12. "Secret" by Madonna

A couple of real borderline cases, but since the lines "You're frozen now" and "I want to tell you a secret" appear in "She's Madonna" almost certainly only by virtue of the "Madonna connection," I'm going to list them here. (Incidentally, "This Used to Be My Playground" is also mentioned in the spoken "foreign radio announcer" bit near the end, but I don't really consider that part of the song's lyrics.)

13. "It's Grim Up North" by The Justified Ancients of Mu Mu

Another borderline case. Neil sings "Don't you dare imply that it's grim up North" in "Sexy Northerner," which probably isn't referring to this 1991 U.K. #10 hit single per se, particularly since the title phrase wasn't original with The JAMs but had been used in U.K. popular culture for nearly 20 years beforehand. But it seems most likely that the Boys were well aware of the earlier song and were knowingly evoking its memory when they used it in their own track.

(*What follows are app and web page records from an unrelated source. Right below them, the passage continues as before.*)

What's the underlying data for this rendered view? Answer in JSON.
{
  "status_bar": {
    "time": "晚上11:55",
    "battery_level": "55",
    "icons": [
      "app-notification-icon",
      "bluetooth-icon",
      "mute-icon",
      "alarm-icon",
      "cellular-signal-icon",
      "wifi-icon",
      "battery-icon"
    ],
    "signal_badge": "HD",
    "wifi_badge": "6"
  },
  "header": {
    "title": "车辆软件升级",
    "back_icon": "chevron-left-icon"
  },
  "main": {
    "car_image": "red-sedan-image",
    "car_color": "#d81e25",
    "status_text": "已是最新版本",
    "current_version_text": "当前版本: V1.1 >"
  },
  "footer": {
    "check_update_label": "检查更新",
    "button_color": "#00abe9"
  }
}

… plus the special cases in "Absolutely Fabulous":

Since they're merely samples spoken in a somewhat mocking manner by Jennifer Saunders or Joanna Lumley, I'm not at all sure they truly qualify as "lyrics." But there's no doubt that this unique PSB track refers to the titles of the following dance songs:

Several other dance tracks are also alluded to, albeit not by title—although a few come very close, such as "Put the needle on the record" nearly echoing the title of the 1987 song "Put the Needle to the Record" by the Criminal Element Orchestra (and exactly replicating a line from the aforementioned "Pump Up the Volume"). And then there's "Are you ready for this?" from 2 Unlimited's 1991 hit "Get Ready for This," and "Techno, techno, bloody techno," which mocks the "Techno, techno, techno" refrain from another 2 Unlimited track, "No Limit" (1993).